Current issue: 55(2)
Under compilation: 55(3)
The influence of various environmental factors on the diameter growth of trees has been studied based on data collected by following daily increment of trees and various environmental factors during the growing season in 1964–1967. The field work was carried out in two experimental stands, a Scots pine (Pinus sylvestris L.) stand and a mixed stands growing birch (Betula sp.), Norway spruce (Picea abies (L.) H. Karst.) and Scots pine, in Southern Finland.
The results show that the temperature sums preceding the beginning of diameter growth were of the same magnitude in the years studied, which indicates dependence in the relationship. Formation of new xylem cells took place in the pine stem ca. every third day when the diameter growth was most active. No summer growth inhibition was detected in diameter growth.
None of the cumulative temperature sums tried determined the time of cessation of diameter growth. In several cases, positive correlation was found between the length of the growing season and the width of the annual ring formed. When studying the relationships between the diameter increment and the environmental factors, it was found that diameter increment was totally masked in the records by the hydrostatic changes in the stem. Relationships between the diameter increment and the environmental factors of the second day preceding growth were found to be poor. In studying the deviations of the recorded daily increments from the regression surface, no clear general trend was seen for pine and spruce, but clear diminishing trend toward the end og the growing season could be seen for birch in 1967.
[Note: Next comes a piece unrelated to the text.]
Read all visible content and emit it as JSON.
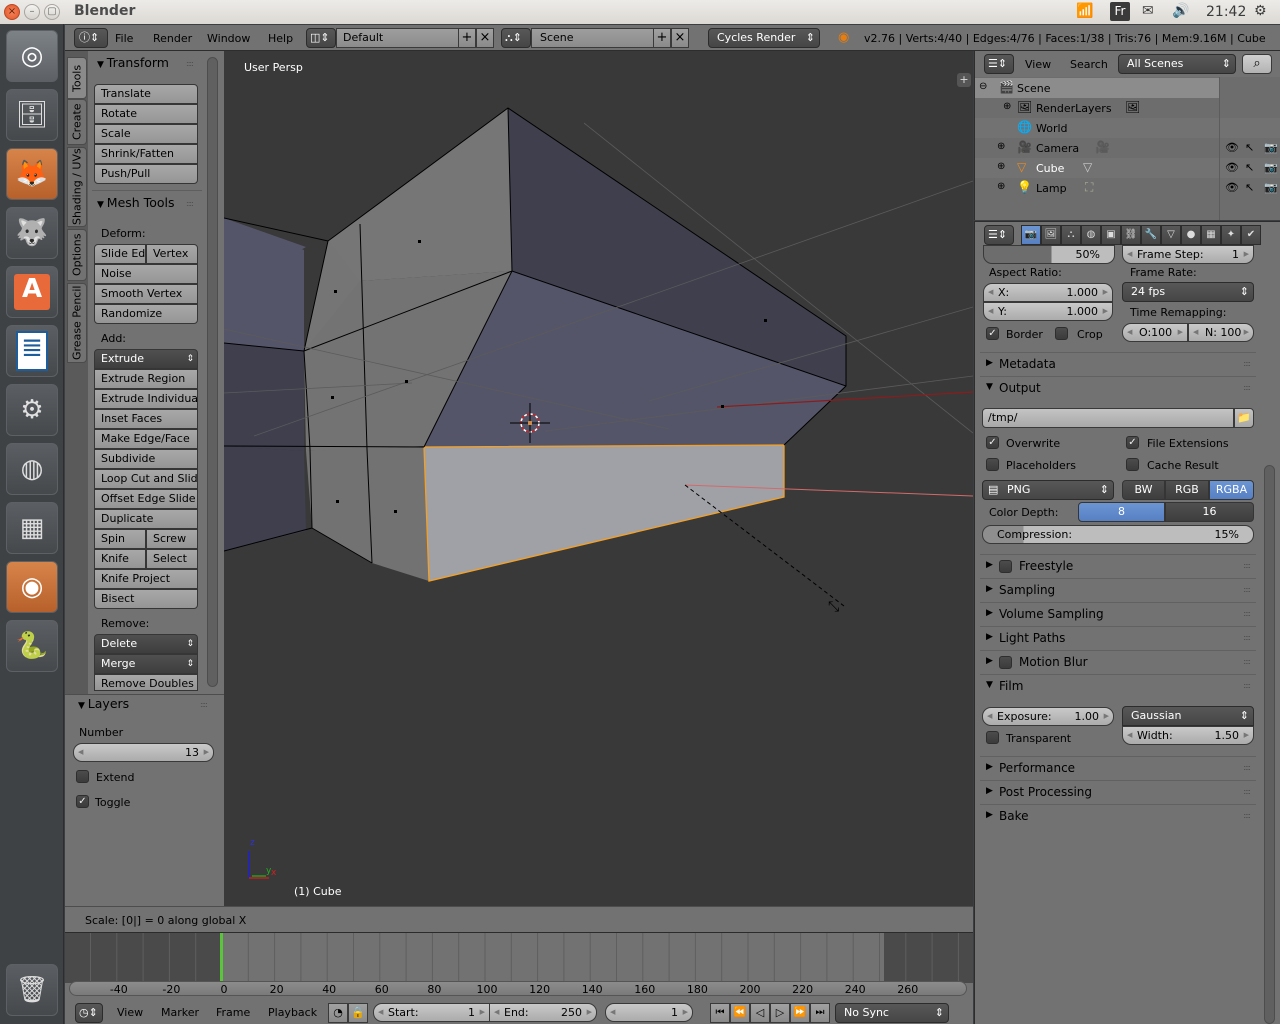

A picture of growth rings of a tree can be obtained on paper by placing it over a disc of a trunk or stump and rubbing it with a pencil. The ‘shadows’, while not yielding the complex data obtainable from the actual wood, do show the proportion of the growth rings composed of spring wood and the denser summer wood. It is possible to collect large amount of data by using an unexperienced staff cheaply and quickly, and the samples may be mailed at little expense. The method may be used to study the previous cuttings of a stand from stumps. The shadowing of tree rings is possible to do even from rather decayed stumps.
The article includes a Finnish abstract.